“Colorectal surgery for endometriosis has a significant impact on urinary function regardless of the technique. However, rectal shaving causes less postoperative voiding dysfunction than discoid excision or segmental resection.”

As pelvic floor dysfunction and other issues can contribute to bowel symptoms: (seePelvic Floor Dysfunction“)


Aragon, M., & Lessey, B. A. (2017). Irritable Bowel Syndrome and Endometriosis: Twins in Disguise. GHS Proc, 43-50. Retrieved from

Ek, M., Roth, B., Ekström, P., Valentin, L., Bengtsson, M., & Ohlsson, B. (2015). Gastrointestinal symptoms among endometriosis patients—A case-cohort study. BMC women’s health, 15(1), 59. doi: 10.1186/s12905-015-0213-2

Ferrero, S., Camerini, G., Maggiore, U. L. R., Venturini, P. L., Biscaldi, E., & Remorgida, V. (2011). Bowel endometriosis: Recent insights and unsolved problems. World journal of gastrointestinal surgery, 3(3), 31. Retrieved from

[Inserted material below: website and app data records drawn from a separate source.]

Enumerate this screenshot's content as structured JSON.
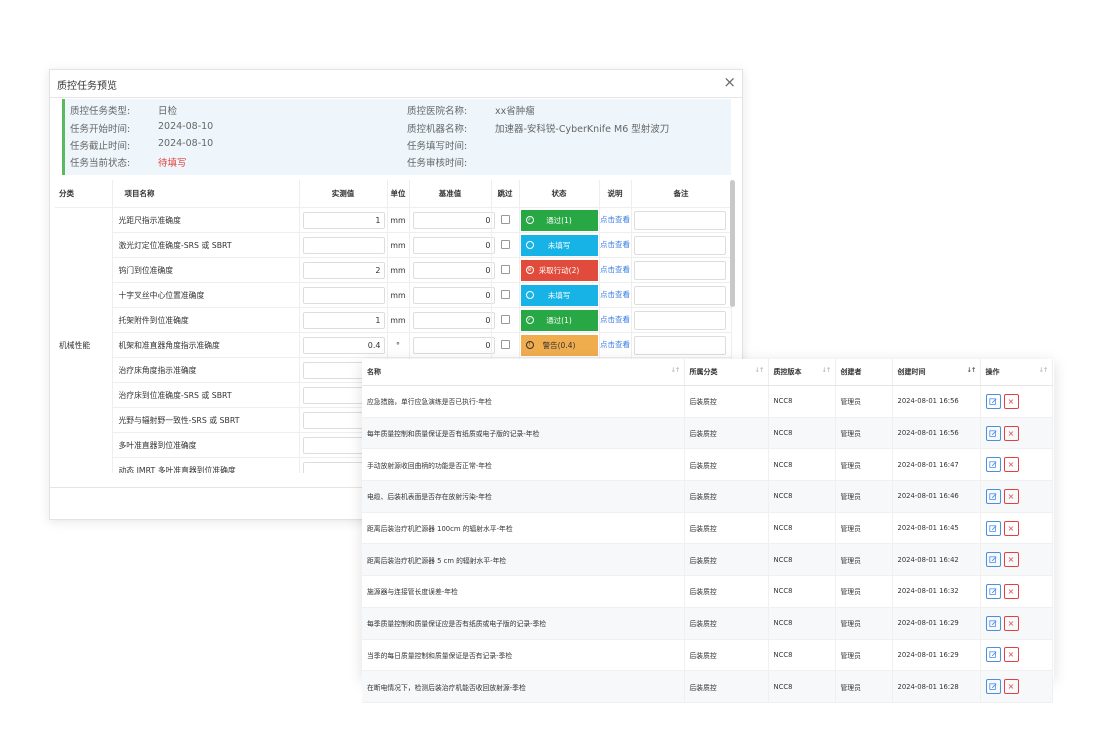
{
  "modal": {
    "title": "质控任务预览",
    "close": "×",
    "info": {
      "task_type_label": "质控任务类型:",
      "task_type": "日检",
      "start_label": "任务开始时间:",
      "start": "2024-08-10",
      "end_label": "任务截止时间:",
      "end": "2024-08-10",
      "state_label": "任务当前状态:",
      "state": "待填写",
      "hospital_label": "质控医院名称:",
      "hospital": "xx省肿瘤",
      "machine_label": "质控机器名称:",
      "machine": "加速器-安科锐-CyberKnife M6 型射波刀",
      "fill_time_label": "任务填写时间:",
      "audit_time_label": "任务审核时间:"
    },
    "columns": [
      "分类",
      "项目名称",
      "实测值",
      "单位",
      "基准值",
      "跳过",
      "状态",
      "说明",
      "备注"
    ],
    "category": "机械性能",
    "rows": [
      {
        "name": "光距尺指示准确度",
        "measured": "1",
        "unit": "mm",
        "base": "0",
        "status": "通过(1)",
        "status_type": "green",
        "link": "点击查看"
      },
      {
        "name": "激光灯定位准确度-SRS 或 SBRT",
        "measured": "",
        "unit": "mm",
        "base": "0",
        "status": "未填写",
        "status_type": "blue",
        "link": "点击查看"
      },
      {
        "name": "钨门到位准确度",
        "measured": "2",
        "unit": "mm",
        "base": "0",
        "status": "采取行动(2)",
        "status_type": "red",
        "link": "点击查看"
      },
      {
        "name": "十字叉丝中心位置准确度",
        "measured": "",
        "unit": "mm",
        "base": "0",
        "status": "未填写",
        "status_type": "blue",
        "link": "点击查看"
      },
      {
        "name": "托架附件到位准确度",
        "measured": "1",
        "unit": "mm",
        "base": "0",
        "status": "通过(1)",
        "status_type": "green",
        "link": "点击查看"
      },
      {
        "name": "机架和准直器角度指示准确度",
        "measured": "0.4",
        "unit": "°",
        "base": "0",
        "status": "警告(0.4)",
        "status_type": "orange",
        "link": "点击查看"
      },
      {
        "name": "治疗床角度指示准确度",
        "measured": "",
        "unit": "",
        "base": "",
        "status": "",
        "status_type": "",
        "link": ""
      },
      {
        "name": "治疗床到位准确度-SRS 或 SBRT",
        "measured": "",
        "unit": "",
        "base": "",
        "status": "",
        "status_type": "",
        "link": ""
      },
      {
        "name": "光野与辐射野一致性-SRS 或 SBRT",
        "measured": "",
        "unit": "",
        "base": "",
        "status": "",
        "status_type": "",
        "link": ""
      },
      {
        "name": "多叶准直器到位准确度",
        "measured": "",
        "unit": "",
        "base": "",
        "status": "",
        "status_type": "",
        "link": ""
      },
      {
        "name": "动态 IMRT 多叶准直器到位准确度",
        "measured": "",
        "unit": "",
        "base": "",
        "status": "",
        "status_type": "",
        "link": ""
      }
    ]
  },
  "panel": {
    "columns": [
      "名称",
      "所属分类",
      "质控版本",
      "创建者",
      "创建时间",
      "操作"
    ],
    "rows": [
      {
        "name": "应急措施，单行应急演练是否已执行-年检",
        "category": "后装质控",
        "version": "NCC8",
        "creator": "管理员",
        "time": "2024-08-01 16:56"
      },
      {
        "name": "每年质量控制和质量保证是否有纸质或电子版的记录-年检",
        "category": "后装质控",
        "version": "NCC8",
        "creator": "管理员",
        "time": "2024-08-01 16:56"
      },
      {
        "name": "手动放射源收回曲柄的功能是否正常-年检",
        "category": "后装质控",
        "version": "NCC8",
        "creator": "管理员",
        "time": "2024-08-01 16:47"
      },
      {
        "name": "电缆、后装机表面是否存在放射污染-年检",
        "category": "后装质控",
        "version": "NCC8",
        "creator": "管理员",
        "time": "2024-08-01 16:46"
      },
      {
        "name": "距离后装治疗机贮源器 100cm 的辐射水平-年检",
        "category": "后装质控",
        "version": "NCC8",
        "creator": "管理员",
        "time": "2024-08-01 16:45"
      },
      {
        "name": "距离后装治疗机贮源器 5 cm 的辐射水平-年检",
        "category": "后装质控",
        "version": "NCC8",
        "creator": "管理员",
        "time": "2024-08-01 16:42"
      },
      {
        "name": "施源器与连接管长度误差-年检",
        "category": "后装质控",
        "version": "NCC8",
        "creator": "管理员",
        "time": "2024-08-01 16:32"
      },
      {
        "name": "每季质量控制和质量保证应是否有纸质或电子版的记录-季检",
        "category": "后装质控",
        "version": "NCC8",
        "creator": "管理员",
        "time": "2024-08-01 16:29"
      },
      {
        "name": "当季的每日质量控制和质量保证是否有记录-季检",
        "category": "后装质控",
        "version": "NCC8",
        "creator": "管理员",
        "time": "2024-08-01 16:29"
      },
      {
        "name": "在断电情况下，检测后装治疗机能否收回放射源-季检",
        "category": "后装质控",
        "version": "NCC8",
        "creator": "管理员",
        "time": "2024-08-01 16:28"
      }
    ],
    "edit_icon": "edit-icon",
    "delete_icon": "×"
  }
}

Habib, N., Centini, G., Lazzeri, L., Amoruso, N., El Khoury, L., Zupi, E., & Afors, K. (2020). Bowel Endometriosis: Current Perspectives on Diagnosis and Treatment. International Journal of Women’s Health, 12, 35. Retrieved from

Milone, M., Mollo, A., Musella, M., Maietta, P., Fernandez, L. M. S., Shatalova, O., … & Milone, F. (2015). Role of colonoscopy in the diagnostic work-up of bowel endometriosis. World Journal of Gastroenterology: WJG, 21(16), 4997. doi: 10.3748/wjg.v21.i16.4997

Tarjanne, S., Heikinheimo, O., Mentula, M., & Härkki, P. (2015). Complications and long‐term follow‐up on colorectal resections in the treatment of deep infiltrating endometriosis extending to bowel wall. Acta Obstetricia et Gynecologica Scandinavica, 94(1), 72-79. Retrieved from